Stored items:
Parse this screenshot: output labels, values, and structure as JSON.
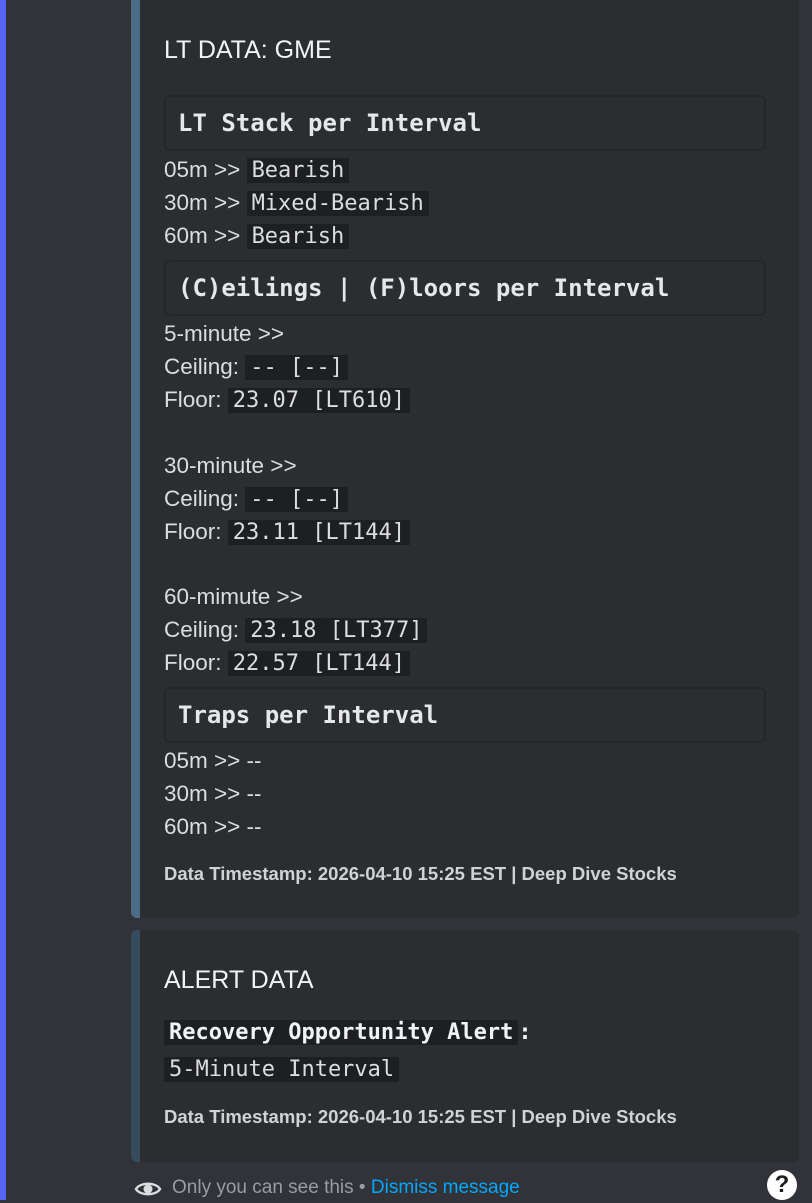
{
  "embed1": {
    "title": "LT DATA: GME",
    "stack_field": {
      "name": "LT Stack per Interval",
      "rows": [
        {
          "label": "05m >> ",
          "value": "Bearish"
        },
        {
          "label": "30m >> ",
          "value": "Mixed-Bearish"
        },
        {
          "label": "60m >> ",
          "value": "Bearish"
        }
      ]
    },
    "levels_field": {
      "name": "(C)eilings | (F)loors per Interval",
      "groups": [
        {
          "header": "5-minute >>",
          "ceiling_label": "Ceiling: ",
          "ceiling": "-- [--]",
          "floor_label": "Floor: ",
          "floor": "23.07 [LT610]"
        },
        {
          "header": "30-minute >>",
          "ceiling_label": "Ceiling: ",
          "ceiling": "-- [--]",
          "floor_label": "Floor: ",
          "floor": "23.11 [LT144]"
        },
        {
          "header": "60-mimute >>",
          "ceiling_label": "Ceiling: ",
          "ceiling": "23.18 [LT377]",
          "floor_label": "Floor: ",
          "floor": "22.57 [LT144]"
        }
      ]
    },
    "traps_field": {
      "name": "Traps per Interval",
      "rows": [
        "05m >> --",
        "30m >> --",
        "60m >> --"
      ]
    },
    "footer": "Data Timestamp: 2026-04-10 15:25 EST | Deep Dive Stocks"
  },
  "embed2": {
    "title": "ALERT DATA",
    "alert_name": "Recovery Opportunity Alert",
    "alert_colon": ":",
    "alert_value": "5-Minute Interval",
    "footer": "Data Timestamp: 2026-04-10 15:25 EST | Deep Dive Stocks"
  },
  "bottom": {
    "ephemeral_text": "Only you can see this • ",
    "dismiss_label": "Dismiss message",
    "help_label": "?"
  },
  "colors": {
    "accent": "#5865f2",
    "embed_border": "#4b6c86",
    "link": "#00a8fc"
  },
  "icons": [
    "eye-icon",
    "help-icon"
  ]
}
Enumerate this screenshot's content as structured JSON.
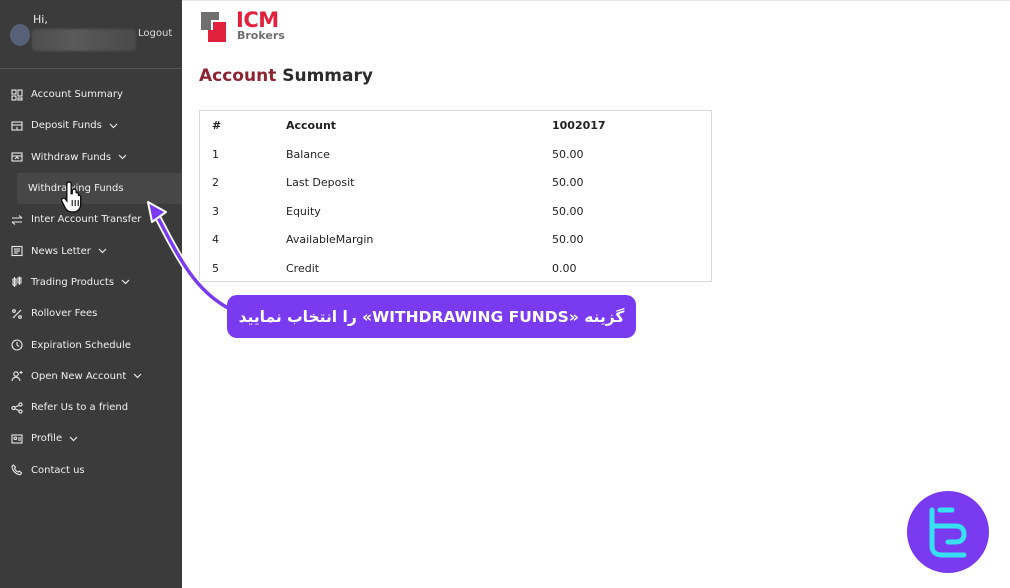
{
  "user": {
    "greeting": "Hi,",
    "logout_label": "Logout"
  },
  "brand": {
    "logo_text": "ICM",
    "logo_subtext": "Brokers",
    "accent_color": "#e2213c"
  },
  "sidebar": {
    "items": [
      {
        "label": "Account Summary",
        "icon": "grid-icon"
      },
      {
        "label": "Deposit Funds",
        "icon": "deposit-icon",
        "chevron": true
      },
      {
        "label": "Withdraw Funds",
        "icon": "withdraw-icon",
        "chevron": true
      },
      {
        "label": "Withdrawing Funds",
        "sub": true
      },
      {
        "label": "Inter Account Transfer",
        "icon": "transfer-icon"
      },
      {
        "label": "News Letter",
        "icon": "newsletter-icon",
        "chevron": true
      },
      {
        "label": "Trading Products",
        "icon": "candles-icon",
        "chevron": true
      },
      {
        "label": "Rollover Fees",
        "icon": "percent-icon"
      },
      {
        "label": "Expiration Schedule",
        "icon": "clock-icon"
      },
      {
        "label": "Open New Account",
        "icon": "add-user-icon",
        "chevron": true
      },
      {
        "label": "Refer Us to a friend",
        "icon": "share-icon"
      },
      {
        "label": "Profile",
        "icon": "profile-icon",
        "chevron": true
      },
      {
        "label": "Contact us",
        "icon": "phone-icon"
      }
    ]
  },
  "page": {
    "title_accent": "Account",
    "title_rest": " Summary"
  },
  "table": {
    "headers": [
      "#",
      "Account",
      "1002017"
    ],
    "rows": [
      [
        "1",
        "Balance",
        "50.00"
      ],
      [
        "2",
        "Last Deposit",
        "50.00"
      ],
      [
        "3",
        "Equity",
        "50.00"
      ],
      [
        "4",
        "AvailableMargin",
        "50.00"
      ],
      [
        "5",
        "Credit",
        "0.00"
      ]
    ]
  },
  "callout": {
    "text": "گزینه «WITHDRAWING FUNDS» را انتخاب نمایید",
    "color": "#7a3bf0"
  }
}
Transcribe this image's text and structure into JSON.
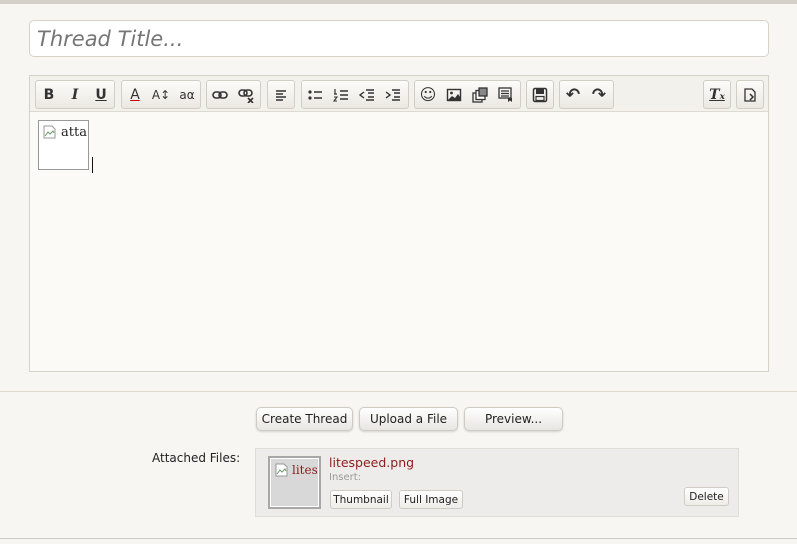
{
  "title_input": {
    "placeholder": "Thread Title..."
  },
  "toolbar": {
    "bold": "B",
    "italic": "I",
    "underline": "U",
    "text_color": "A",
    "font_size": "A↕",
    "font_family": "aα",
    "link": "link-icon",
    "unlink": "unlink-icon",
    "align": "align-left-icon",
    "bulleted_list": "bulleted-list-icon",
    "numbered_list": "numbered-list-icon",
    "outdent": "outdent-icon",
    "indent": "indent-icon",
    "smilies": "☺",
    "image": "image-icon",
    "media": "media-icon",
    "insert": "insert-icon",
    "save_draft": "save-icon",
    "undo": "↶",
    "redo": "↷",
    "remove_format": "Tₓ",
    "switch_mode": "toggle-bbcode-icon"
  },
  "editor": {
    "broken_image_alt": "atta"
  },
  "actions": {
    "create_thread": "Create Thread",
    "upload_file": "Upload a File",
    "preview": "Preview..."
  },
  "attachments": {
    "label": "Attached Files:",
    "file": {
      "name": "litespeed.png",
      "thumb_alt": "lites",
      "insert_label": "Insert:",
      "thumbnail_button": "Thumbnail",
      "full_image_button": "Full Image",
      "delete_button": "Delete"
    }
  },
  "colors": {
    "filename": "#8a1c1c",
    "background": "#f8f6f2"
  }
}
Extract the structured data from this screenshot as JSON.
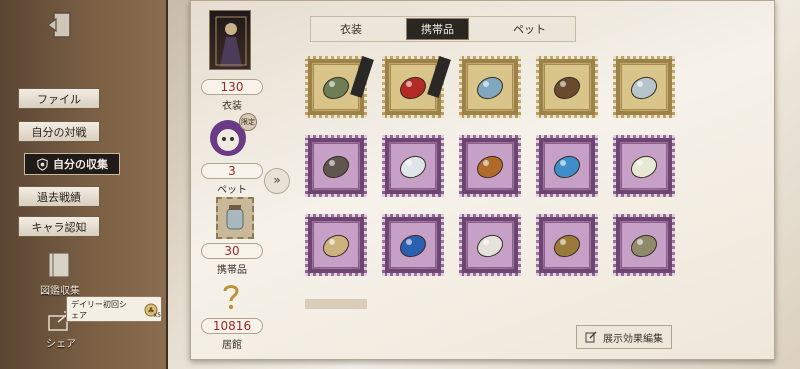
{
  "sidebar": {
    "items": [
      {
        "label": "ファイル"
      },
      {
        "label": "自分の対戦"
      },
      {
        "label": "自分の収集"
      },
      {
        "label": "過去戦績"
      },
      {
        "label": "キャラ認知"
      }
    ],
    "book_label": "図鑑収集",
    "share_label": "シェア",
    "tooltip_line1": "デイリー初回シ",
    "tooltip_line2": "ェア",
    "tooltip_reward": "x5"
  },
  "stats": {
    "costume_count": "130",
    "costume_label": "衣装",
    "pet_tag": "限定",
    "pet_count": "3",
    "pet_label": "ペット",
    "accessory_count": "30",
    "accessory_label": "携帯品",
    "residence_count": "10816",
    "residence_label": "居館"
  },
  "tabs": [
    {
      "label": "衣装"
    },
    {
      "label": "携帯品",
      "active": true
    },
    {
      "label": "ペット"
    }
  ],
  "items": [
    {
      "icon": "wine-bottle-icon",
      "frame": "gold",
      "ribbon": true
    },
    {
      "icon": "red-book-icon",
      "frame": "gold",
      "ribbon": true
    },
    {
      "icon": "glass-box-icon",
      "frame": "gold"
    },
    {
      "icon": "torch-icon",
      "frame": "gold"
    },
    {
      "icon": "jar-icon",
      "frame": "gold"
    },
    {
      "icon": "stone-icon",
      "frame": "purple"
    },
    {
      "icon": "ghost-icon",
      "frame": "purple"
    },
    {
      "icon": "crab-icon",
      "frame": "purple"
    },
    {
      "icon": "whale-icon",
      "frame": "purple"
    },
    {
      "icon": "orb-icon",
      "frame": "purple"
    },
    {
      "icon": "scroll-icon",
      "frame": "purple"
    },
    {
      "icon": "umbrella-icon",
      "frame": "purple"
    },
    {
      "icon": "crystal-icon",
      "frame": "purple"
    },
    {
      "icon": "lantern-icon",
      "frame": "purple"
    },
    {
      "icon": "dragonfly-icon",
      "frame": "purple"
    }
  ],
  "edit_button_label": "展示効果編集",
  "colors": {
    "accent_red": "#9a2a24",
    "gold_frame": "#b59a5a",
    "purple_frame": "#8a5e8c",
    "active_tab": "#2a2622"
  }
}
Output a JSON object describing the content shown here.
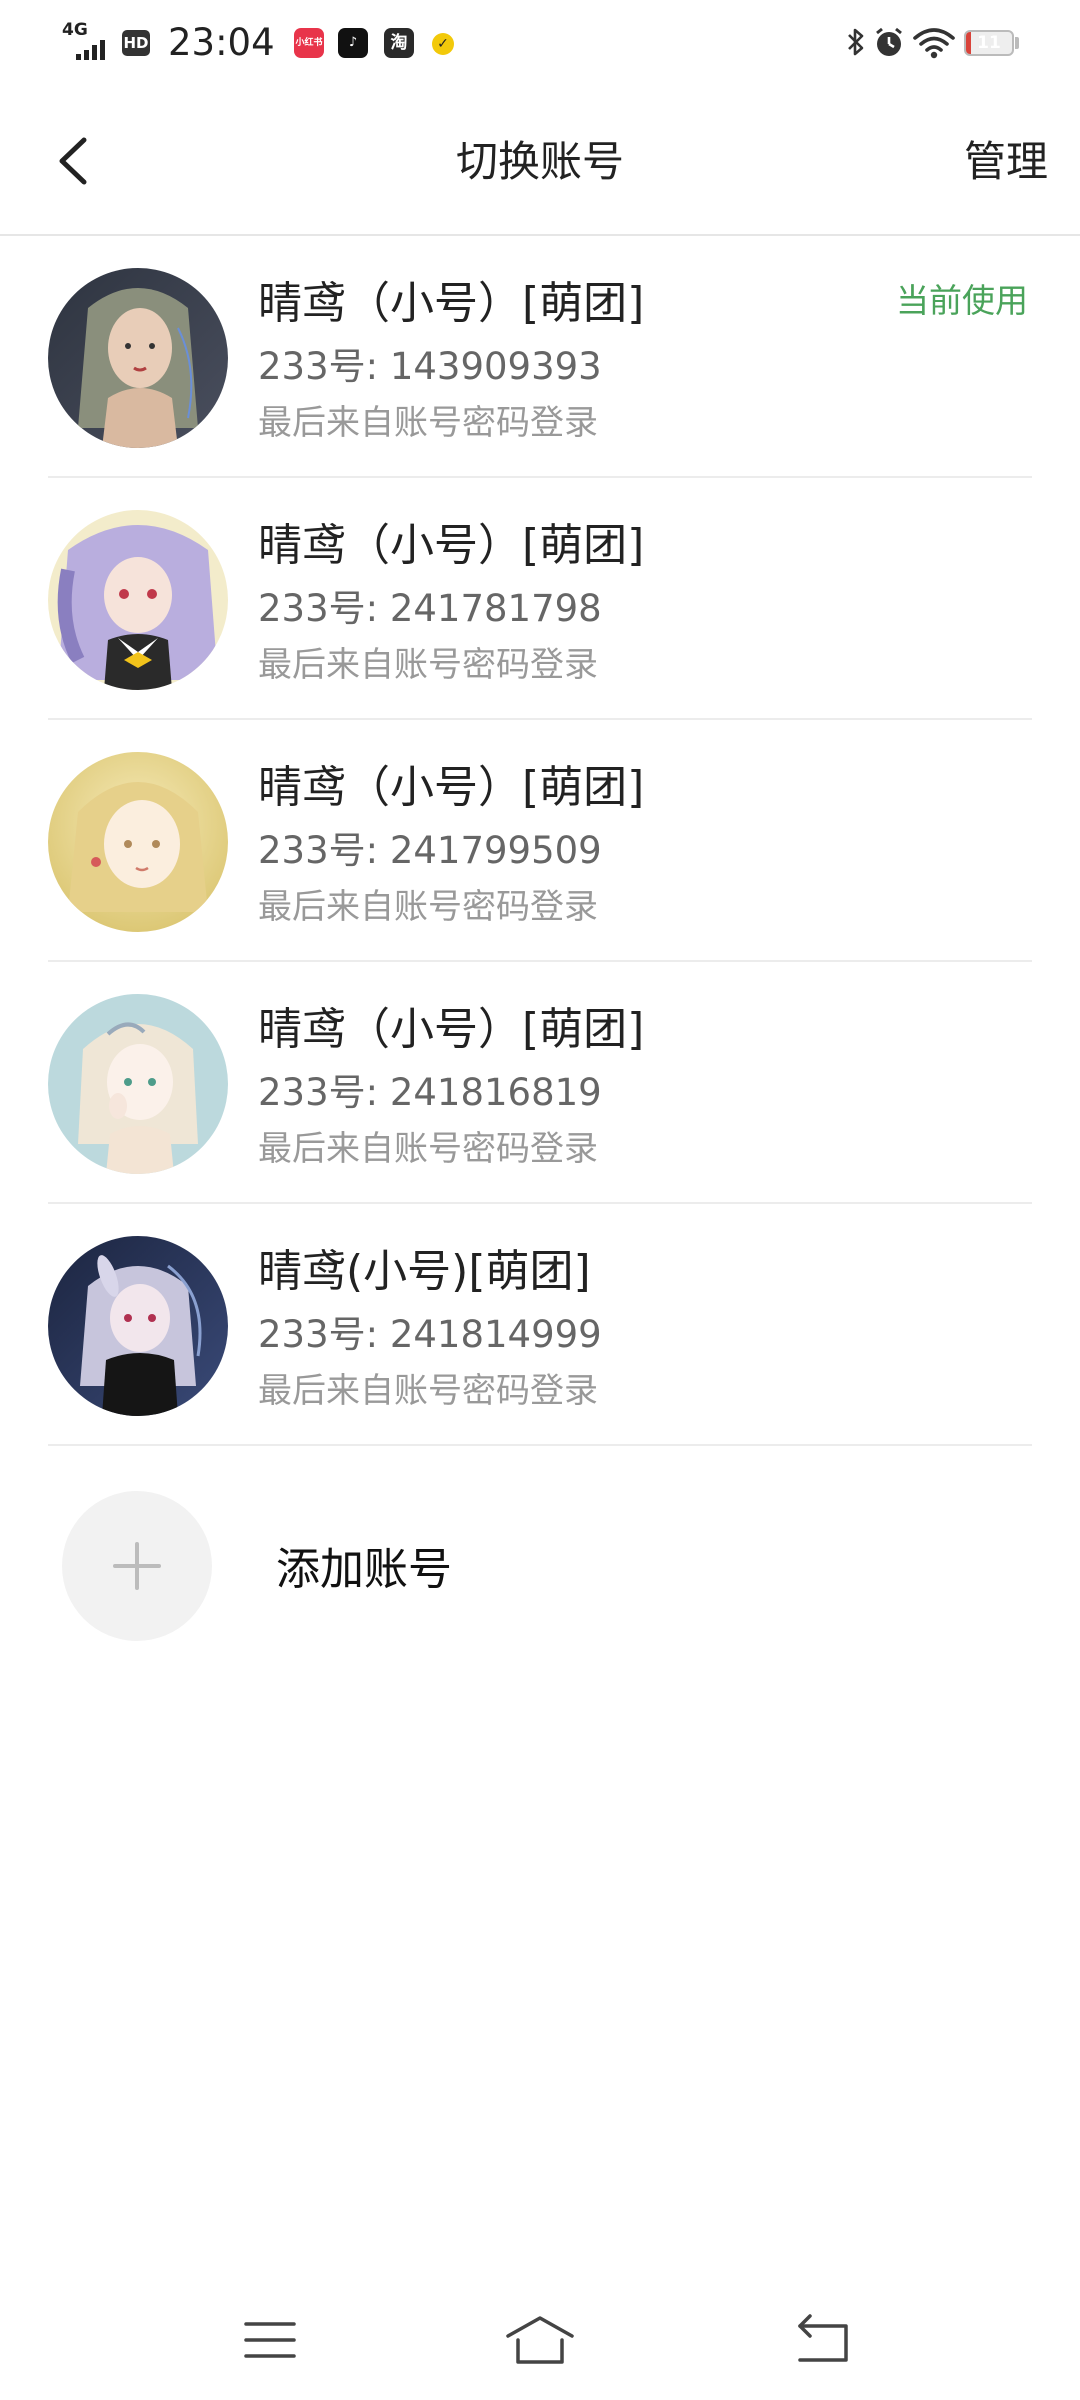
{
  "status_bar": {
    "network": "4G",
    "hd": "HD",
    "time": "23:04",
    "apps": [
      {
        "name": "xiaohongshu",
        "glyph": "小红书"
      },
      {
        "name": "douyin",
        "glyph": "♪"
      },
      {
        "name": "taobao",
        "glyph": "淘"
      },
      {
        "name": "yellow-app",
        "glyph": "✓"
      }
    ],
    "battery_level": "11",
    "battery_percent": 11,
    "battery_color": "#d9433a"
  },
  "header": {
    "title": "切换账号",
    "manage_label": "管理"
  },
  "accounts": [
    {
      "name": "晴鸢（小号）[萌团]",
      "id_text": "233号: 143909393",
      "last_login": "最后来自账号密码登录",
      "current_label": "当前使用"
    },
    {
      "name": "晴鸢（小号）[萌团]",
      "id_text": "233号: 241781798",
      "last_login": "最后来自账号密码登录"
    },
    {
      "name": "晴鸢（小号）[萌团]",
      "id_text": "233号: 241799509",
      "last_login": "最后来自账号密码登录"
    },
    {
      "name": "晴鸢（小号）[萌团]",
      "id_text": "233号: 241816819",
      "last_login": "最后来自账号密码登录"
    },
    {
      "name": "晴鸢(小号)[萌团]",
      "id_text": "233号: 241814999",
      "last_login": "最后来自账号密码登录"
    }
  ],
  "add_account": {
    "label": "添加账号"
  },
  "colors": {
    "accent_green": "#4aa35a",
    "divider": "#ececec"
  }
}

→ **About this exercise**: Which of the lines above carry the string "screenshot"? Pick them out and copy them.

→ **Finished task**:
Parse this screenshot: output labels, values, and structure as JSON.
Enumerate this screenshot's content as structured JSON.
Extract the structured data from this screenshot as JSON.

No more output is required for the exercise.